The Romney campaign is hiring a corporate public relations specialist to help guide their response to questions about the candidate's time in the private sector with Bain Capital, Buzzfeed's Ben Smith reports.
Michele Davis, currently with the D.C.-based Brunswick Group, has a long and colorful résumé Democrats are sure to seize on if and when she begins to publicly defend Romney's work in private equity.
Critics have already begun to ask why it was necessary to hire anyone - let alone one of the country's most respected P.R. people - to push back against attacks Romney aides insist have done nothing to hurt their cause.
"I think it's very odd and unlikely to solve their problem," said one Beltway Republican.
Romney spokeswoman Andrea Saul has not responded to a request for comment on the hire.
Davis's time in Washington has taken her from Capitol Hill, where she worked with then Speaker Newt Gingrich to craft the 1994 "Contract With America," to Fannie Mae, where she worked as a "vice president for regulatory policy" during a period of time when regulators eventually reported that the mortgage financing giant had been engaged in "extensive financial fraud."
After Fannie Mae, Davis joined up with then Treasury chief Hank Paulson just in time to help push through and defend the 2008 bank bailouts.
"The secretary doesn't do anything without talking to Michele," an "insider" told New York magazine that fall. "She's in every meeting Paulson goes to, and she tells him how to sell the bailout to the public."
She was also, according to a Bloomberg report, present for a secretive meeting in July 2008, when Paulson told a number of financial executives that Fannie Mae, Davis's old employer, and Freddie Mac were likely to be effectively taken over by the government.
Davis left Treasury after the 2008 elections to join the private Brunswick firm, where, AdAge explained, she took on yet another touchy cause: Defending BP as it tried in vein to staunch the flow of oil from its busted Deepwater Horizon well in the Gulf of Mexico.

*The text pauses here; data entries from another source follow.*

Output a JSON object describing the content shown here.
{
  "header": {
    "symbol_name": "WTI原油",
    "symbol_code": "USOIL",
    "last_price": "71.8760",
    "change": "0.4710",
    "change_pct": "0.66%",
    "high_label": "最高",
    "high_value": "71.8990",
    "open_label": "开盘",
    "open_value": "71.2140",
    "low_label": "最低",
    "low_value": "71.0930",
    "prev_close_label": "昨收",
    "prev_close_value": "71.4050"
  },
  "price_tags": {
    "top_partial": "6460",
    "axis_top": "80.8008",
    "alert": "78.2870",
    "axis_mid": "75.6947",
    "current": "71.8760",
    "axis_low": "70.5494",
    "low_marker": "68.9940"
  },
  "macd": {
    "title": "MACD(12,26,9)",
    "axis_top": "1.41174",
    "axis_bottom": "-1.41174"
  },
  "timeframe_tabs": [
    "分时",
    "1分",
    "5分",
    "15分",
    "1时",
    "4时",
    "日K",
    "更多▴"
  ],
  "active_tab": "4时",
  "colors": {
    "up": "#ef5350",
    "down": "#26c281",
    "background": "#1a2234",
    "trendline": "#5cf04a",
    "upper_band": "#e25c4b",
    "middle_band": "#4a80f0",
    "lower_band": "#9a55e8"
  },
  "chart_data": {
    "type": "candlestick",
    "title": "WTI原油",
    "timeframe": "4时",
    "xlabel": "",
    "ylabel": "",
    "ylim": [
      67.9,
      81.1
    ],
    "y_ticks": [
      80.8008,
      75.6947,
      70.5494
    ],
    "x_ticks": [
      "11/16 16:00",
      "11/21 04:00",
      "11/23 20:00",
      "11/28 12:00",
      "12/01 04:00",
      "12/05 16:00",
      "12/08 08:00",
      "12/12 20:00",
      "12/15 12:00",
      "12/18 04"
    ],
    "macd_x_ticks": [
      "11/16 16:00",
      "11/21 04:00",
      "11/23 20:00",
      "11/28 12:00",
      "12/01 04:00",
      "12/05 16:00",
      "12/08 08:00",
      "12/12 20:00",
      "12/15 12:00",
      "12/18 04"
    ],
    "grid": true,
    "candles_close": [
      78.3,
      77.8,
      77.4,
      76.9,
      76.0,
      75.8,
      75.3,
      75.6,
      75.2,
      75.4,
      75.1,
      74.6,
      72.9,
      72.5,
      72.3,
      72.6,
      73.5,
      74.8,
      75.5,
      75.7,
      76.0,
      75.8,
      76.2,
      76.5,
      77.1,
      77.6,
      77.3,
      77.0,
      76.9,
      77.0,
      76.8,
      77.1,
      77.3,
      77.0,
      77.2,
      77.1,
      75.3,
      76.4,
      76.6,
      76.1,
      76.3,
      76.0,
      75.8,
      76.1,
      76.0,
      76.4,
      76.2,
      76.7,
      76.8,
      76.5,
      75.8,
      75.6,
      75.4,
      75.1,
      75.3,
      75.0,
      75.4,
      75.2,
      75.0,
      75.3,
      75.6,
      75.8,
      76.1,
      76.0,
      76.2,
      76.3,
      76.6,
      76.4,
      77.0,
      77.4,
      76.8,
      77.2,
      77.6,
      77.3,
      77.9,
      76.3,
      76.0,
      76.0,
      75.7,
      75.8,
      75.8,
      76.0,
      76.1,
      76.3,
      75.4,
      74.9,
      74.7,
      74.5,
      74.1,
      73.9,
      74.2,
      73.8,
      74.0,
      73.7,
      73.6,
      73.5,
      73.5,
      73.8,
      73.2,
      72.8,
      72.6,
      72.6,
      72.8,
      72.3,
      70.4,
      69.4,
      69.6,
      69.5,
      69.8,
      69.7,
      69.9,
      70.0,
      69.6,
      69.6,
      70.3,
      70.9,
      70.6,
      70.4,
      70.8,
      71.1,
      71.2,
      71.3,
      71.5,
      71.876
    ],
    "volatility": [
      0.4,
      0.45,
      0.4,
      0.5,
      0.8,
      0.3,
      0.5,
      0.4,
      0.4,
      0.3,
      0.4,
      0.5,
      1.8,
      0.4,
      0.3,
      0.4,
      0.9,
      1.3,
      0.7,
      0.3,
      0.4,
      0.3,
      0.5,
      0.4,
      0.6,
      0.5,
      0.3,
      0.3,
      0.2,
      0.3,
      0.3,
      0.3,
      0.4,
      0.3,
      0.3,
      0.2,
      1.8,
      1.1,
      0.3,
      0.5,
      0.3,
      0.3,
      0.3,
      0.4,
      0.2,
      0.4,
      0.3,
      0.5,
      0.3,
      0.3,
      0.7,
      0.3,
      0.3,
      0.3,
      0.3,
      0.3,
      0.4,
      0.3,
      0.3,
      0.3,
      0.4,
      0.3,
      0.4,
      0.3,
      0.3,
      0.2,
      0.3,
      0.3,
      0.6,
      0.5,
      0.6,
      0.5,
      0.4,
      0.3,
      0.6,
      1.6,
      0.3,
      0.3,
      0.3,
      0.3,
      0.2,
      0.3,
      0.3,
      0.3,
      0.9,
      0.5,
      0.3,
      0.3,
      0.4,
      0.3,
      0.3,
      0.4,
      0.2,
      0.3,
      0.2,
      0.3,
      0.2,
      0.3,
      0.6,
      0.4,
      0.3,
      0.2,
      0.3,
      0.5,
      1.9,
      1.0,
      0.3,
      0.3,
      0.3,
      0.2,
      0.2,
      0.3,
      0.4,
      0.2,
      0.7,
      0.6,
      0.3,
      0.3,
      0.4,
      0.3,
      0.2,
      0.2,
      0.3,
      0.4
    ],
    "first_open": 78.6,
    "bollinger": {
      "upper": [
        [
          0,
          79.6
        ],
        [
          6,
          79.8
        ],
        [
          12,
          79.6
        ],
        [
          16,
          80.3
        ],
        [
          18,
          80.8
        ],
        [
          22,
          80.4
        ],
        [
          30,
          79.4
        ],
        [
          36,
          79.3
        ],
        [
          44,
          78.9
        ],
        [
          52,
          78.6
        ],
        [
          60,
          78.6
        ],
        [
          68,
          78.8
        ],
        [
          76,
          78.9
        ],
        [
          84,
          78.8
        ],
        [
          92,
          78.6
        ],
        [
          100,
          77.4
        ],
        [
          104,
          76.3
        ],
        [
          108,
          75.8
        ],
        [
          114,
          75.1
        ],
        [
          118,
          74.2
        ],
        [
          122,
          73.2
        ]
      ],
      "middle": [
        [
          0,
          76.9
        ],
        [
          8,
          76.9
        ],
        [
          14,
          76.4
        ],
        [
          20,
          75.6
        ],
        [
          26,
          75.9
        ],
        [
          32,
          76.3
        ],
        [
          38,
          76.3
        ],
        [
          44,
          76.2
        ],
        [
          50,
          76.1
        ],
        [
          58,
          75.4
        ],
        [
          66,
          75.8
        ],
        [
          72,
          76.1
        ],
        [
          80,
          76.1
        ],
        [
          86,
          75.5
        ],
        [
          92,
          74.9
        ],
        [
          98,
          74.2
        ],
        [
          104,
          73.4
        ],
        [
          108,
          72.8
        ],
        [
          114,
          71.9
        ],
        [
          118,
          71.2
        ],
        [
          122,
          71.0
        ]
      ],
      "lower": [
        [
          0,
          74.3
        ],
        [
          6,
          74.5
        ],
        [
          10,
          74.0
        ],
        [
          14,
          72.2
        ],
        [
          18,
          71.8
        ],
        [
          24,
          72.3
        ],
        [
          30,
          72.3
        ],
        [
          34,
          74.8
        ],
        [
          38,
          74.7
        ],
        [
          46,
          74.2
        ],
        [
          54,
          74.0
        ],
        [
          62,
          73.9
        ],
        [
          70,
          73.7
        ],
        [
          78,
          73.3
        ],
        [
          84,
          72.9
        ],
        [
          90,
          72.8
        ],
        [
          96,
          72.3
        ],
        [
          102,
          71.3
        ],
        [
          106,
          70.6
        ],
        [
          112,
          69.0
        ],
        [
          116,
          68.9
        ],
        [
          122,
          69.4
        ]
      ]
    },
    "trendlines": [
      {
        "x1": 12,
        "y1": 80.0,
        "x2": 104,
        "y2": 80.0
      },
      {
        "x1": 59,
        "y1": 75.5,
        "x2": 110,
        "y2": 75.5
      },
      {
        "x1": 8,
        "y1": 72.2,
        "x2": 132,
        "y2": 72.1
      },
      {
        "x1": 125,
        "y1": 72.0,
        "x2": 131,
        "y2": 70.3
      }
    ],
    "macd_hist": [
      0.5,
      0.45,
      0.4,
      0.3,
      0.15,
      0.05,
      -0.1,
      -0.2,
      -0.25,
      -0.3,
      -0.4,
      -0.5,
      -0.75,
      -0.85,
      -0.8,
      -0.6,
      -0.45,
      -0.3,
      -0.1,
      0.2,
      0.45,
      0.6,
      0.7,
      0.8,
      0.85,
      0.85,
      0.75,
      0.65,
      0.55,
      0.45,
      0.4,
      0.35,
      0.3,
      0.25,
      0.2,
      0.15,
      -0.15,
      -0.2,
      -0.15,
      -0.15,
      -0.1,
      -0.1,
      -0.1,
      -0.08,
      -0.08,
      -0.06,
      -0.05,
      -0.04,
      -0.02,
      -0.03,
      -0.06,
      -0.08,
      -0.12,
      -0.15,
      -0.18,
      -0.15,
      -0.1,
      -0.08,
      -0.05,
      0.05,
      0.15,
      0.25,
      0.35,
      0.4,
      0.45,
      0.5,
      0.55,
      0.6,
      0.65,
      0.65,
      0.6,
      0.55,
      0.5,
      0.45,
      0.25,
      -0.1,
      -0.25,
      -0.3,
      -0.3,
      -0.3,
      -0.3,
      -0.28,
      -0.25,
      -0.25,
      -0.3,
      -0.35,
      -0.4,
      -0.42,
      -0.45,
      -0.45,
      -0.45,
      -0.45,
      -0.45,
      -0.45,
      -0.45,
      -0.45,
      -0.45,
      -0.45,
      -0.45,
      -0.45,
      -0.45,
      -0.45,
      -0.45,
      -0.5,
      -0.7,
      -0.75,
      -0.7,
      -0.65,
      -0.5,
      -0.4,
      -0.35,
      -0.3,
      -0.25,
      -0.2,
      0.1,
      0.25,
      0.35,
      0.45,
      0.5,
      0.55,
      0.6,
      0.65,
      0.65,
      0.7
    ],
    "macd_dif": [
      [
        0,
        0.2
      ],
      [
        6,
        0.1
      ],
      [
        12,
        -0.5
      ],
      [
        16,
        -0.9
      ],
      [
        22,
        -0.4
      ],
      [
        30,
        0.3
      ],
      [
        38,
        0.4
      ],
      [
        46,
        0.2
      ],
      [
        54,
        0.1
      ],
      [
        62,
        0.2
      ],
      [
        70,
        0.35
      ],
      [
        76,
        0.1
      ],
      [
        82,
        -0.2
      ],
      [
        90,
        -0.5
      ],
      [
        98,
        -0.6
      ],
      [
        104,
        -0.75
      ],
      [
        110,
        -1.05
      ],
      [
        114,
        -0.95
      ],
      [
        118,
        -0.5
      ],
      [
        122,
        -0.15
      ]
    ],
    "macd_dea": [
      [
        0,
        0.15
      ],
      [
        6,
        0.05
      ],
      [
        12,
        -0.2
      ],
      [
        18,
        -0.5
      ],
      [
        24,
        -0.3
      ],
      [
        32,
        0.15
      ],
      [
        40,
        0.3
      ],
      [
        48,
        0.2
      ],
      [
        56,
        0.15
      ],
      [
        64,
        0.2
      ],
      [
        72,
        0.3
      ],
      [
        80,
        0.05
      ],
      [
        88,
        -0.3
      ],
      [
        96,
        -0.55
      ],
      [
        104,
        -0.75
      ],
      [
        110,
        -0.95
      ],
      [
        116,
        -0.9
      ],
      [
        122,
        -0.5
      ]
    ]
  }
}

It wasn't the first time Davis had been tasked with quelling an angry public. In 2005, during the Iraq War, she was appointed deputy national security adviser for strategic communications and global outreach by the Bush White House. That role was to have its place within the administration's working group tasked with winning Muslim "hearts and minds."